Making the Most of Your College Essays

Now is that anxious time of year when college-bound high school seniors are making final decisions about where to apply, struggling with those dreaded application essays, and balancing all of that with making the most of senior year. It’s an exciting time often involving a fair amount of stress, but there are at least a few legitimate short cuts that can help you successfully manage it all.

For students applying to schools that utilize the Common Application, the same essay can typically be used at all the schools. For those applying at non-CA, moderately selective schools, or some combination of those schools with Common App institutions, you can very likely either use the same essay or essays, or find a way to integrate portions of your other essay into one with a slightly different focus.

Here is a quick run-down of the current set of six Common App questions that students have to choose from, in abbreviated form. Many colleges, whether CA members or not, use similar questions:

  • Relate a significant experience, achievement, risk or dilemma you have faced and describe its impact on you;
  • Share an issue of personal, local, national, or international concern and indicate why it affects you;
  • Describe a person who has had a significant influence in your life and the nature of their influence;
  • Identify a fictional character, historical figure, or creative work that has influenced you, and describe that influence;
  • Write on a topic of your choice.

In my view this is a nice set of topics, permitting a wide range of approaches. Some CA schools pose an additional supplemental question or essay topic.

Exceptions are Ivy League and highly selective schools, which often feature unique and complex essay topics as a way of challenging their applicants. Not long ago I assisted a client applying to all top tier schools by editing and making suggestions on his essays, and it was fascinating experience, which he was very much up for. At the other end of the spectrum is the occasional school with a clunker of an essay topic. To my surprise one such school  is the University of Colorado, which has as one of the longer of two required essays a request that the applicant make a response to the university strategic plan statement.  I have supported more than one student through the agony of this stultifying assignment, and I can only imagine that they get a lot of boring tripe in response; I can’t imagine why they continue to require this topic!
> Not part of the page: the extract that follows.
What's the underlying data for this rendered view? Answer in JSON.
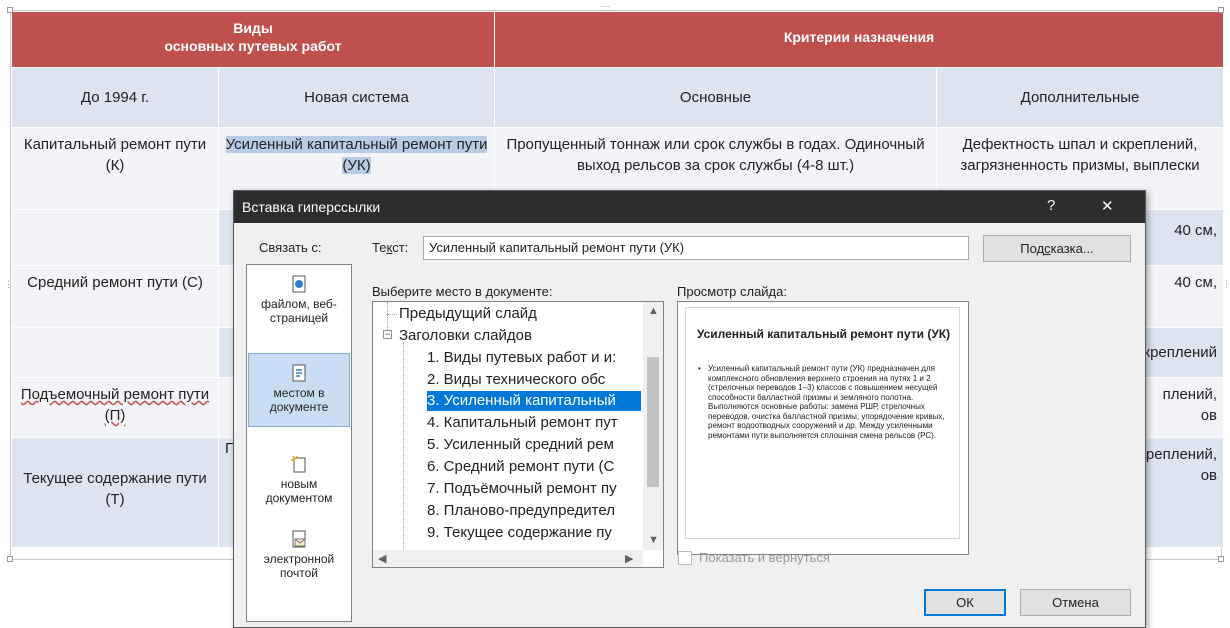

Whatever the number and topic of the essays you are required to write, take the assignment seriously, and plan on multiple drafts.  Also be certain to run a copy by someone in your life who will give you competent editorial suggestions, whether an English teacher, advisor, or member of your family. Here are two good sources of suggestions and examples for your essay writing:—learn-‘em-avoid-‘em